Beshear, who is expected to make public next week his plan to deal with a projected $456.1 million budget shortfall this fiscal year, told the Lexington Herald-Leader editorial board that he does not want to propose a financial solution "that would make things worse over the long haul."
He specifically mentioned avoiding such traditional practices in Frankfort as issuing bonds that would generate money for programs and projects but require debt payments for years to come.
"The simple thing would be to go out and float a bond issue and get myself $200 million and plug up some of these holes" while knowing that they would require more money in the future, Beshear said.
The Democratic governor, who will have been in office for a year on Dec. 11, said he wants to consider cuts in state government before deciding whether to try to find additional dollars through tax increases.
In this year's legislative session, Beshear backed a 70-cent increase in the state's 30-cent-a-pack cigarette tax.
Asked Thursday whether he will push for a cigarette tax increase in his plan to deal with the current shortfall, Beshear said: "We're going through the process of getting all the information in before we make any final decision."

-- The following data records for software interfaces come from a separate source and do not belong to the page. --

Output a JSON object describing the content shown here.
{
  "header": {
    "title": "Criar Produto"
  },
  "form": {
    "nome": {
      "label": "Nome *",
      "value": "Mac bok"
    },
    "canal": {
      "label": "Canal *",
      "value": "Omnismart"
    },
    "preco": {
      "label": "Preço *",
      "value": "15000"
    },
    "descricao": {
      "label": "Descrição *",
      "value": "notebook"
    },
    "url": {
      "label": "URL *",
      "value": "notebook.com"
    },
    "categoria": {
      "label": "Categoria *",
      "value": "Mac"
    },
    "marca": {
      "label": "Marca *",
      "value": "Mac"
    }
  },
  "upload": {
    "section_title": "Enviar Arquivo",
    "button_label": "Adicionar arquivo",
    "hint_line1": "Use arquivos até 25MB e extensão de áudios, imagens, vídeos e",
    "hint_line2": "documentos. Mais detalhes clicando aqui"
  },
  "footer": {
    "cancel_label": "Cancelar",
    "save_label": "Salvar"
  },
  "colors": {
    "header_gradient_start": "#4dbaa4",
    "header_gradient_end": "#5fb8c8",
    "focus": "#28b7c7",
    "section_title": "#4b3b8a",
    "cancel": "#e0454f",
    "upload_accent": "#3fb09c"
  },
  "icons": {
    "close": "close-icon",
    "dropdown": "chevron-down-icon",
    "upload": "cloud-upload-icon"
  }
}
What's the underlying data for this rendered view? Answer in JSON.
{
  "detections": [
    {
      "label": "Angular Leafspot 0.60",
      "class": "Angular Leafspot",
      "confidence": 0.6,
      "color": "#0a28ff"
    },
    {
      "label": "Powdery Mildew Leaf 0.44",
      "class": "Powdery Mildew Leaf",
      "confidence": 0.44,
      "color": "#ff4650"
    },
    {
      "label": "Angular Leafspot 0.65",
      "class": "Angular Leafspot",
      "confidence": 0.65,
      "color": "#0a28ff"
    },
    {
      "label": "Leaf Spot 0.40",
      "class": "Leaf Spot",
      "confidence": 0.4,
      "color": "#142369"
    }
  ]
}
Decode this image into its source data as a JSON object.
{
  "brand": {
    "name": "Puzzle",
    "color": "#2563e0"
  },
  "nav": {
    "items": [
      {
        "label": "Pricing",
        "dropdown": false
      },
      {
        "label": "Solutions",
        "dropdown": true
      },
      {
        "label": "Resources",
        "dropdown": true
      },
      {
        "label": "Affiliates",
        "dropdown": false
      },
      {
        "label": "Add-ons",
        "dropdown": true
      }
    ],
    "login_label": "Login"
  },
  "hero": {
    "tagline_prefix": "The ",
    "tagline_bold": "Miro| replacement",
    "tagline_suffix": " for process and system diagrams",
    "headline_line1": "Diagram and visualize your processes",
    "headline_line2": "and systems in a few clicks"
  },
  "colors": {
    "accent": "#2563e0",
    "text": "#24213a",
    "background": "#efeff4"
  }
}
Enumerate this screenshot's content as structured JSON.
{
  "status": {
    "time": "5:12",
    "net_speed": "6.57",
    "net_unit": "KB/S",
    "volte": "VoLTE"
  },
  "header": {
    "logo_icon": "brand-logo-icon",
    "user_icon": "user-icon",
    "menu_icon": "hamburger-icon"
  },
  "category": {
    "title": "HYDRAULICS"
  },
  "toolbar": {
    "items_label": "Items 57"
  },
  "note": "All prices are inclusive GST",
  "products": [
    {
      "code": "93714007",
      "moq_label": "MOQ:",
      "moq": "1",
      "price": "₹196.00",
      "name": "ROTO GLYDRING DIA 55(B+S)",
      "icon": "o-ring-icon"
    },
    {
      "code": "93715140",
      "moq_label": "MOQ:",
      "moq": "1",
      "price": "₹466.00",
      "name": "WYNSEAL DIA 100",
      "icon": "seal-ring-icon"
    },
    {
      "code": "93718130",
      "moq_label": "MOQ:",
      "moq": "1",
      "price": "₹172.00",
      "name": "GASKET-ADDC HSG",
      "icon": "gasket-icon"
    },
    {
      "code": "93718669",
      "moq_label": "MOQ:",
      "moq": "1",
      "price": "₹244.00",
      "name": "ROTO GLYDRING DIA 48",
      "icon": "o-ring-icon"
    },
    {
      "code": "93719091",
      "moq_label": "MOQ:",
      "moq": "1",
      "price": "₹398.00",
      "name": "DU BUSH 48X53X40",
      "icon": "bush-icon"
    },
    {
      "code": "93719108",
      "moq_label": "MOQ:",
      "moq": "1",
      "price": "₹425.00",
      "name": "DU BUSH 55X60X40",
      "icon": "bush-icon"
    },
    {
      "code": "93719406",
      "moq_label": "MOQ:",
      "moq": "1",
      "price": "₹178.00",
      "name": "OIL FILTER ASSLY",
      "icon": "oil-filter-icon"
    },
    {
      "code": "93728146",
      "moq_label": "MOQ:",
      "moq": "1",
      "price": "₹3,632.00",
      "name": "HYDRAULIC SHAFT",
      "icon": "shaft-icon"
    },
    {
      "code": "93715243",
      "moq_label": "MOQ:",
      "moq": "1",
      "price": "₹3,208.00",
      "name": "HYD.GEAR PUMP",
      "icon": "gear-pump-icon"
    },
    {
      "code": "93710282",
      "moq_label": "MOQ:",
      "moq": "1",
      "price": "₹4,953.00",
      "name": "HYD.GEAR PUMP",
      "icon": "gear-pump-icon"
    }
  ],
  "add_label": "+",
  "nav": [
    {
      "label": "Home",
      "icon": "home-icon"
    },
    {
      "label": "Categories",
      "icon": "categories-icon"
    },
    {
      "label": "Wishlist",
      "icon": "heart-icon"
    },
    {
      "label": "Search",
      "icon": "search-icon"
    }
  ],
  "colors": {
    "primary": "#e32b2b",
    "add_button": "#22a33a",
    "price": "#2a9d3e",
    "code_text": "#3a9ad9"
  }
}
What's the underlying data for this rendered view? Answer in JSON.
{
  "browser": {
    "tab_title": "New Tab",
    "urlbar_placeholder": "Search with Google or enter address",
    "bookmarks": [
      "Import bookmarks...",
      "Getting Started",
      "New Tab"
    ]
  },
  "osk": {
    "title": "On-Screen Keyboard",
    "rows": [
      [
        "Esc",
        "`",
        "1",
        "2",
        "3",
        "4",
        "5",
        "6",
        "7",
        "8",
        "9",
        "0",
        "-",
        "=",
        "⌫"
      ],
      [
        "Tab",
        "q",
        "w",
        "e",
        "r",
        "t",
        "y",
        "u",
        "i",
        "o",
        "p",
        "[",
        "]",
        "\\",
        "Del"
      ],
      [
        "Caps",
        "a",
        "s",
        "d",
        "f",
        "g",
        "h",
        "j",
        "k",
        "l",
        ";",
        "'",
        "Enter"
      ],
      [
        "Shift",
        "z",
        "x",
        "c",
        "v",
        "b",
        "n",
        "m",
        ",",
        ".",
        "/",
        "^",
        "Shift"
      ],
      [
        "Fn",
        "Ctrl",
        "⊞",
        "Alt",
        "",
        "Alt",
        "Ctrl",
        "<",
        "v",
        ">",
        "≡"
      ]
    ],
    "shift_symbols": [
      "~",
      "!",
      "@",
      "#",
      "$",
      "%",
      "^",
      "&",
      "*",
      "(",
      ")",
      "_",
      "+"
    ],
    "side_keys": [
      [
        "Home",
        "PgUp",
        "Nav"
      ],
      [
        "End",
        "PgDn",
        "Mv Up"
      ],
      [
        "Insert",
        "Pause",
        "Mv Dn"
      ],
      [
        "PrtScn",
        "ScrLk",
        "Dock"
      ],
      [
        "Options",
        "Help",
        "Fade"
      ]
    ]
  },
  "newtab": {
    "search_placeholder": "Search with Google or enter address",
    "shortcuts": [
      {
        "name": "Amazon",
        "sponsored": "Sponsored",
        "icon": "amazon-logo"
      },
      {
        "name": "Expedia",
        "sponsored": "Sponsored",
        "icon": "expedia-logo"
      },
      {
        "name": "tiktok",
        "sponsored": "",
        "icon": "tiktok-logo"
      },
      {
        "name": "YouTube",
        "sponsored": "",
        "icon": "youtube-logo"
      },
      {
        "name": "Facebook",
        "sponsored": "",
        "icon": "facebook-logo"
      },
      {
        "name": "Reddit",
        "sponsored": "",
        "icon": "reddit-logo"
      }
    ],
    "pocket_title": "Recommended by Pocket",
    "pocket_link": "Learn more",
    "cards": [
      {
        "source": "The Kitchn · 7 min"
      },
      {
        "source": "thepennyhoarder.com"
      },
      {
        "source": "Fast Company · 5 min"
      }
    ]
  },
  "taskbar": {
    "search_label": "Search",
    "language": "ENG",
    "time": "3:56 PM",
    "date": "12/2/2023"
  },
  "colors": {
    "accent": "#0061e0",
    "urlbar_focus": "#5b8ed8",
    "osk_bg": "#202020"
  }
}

Watkins' bill is similar to a failed measure he filed in the last legislative session.
His legislative assistant and son, Jonathan Watkins, said the bill is similar to the one considered in this year's legislative session.
"But we feel it has a better chance now because the need for its proceeds have been thoroughly documented, and more and more people understand a higher tax would help the health of Kentucky's citizens," Jonathan Watkins said.
It is estimated the tax would generate more than $200 million a year for the state, he said. He added that the national average for state taxes on cigarettes is $1.18.